[Dataset rows describing interfaces]
************

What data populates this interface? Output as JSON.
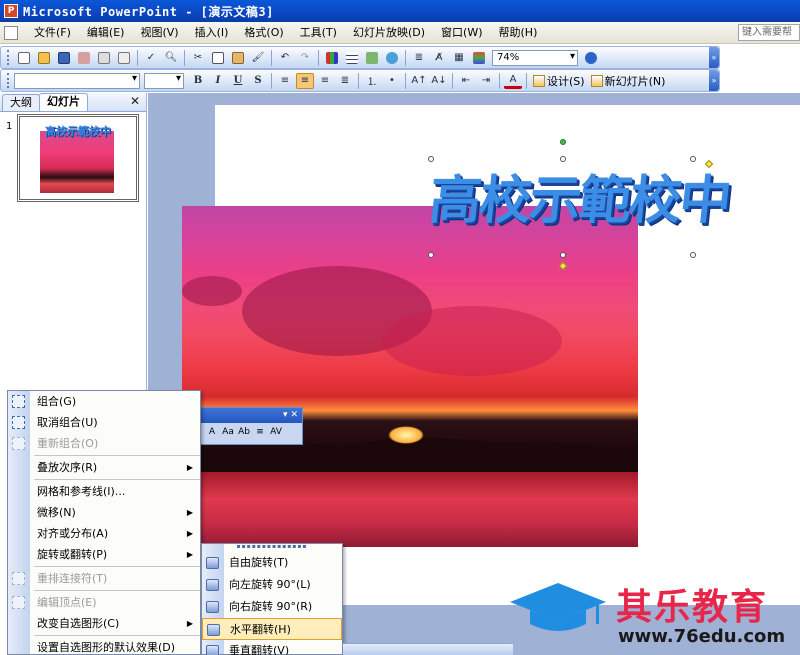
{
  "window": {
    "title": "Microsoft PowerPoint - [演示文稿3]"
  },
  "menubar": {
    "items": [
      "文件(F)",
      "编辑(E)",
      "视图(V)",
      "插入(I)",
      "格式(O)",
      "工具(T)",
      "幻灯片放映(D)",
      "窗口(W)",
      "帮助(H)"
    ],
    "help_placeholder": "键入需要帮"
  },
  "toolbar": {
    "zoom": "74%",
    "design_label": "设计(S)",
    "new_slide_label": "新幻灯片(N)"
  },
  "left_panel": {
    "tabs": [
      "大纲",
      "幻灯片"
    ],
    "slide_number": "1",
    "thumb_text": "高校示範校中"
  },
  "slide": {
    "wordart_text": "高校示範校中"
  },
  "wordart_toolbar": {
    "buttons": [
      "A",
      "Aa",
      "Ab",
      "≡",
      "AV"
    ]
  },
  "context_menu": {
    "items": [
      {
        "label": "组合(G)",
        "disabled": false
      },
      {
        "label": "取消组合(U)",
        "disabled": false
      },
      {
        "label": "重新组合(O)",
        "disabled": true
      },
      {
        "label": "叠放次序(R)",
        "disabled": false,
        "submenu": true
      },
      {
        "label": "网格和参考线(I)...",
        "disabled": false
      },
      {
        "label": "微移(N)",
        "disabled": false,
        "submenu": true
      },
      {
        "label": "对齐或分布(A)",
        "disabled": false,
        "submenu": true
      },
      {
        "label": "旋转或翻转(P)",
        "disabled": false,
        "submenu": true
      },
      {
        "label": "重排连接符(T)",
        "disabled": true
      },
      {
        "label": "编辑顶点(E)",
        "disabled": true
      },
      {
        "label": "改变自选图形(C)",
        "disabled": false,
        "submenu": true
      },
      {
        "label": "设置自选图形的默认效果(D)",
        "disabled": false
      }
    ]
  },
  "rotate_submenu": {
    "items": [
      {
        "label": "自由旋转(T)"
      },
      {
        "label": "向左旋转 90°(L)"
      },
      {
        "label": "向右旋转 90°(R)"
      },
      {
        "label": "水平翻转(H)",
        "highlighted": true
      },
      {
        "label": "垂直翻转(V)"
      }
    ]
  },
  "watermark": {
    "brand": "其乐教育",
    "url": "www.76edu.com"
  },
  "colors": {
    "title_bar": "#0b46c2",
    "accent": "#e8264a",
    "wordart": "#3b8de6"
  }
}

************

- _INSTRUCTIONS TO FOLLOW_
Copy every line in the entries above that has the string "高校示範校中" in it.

- _RESULT BELOW_
    "thumb_text": "高校示範校中"
    "wordart_text": "高校示範校中"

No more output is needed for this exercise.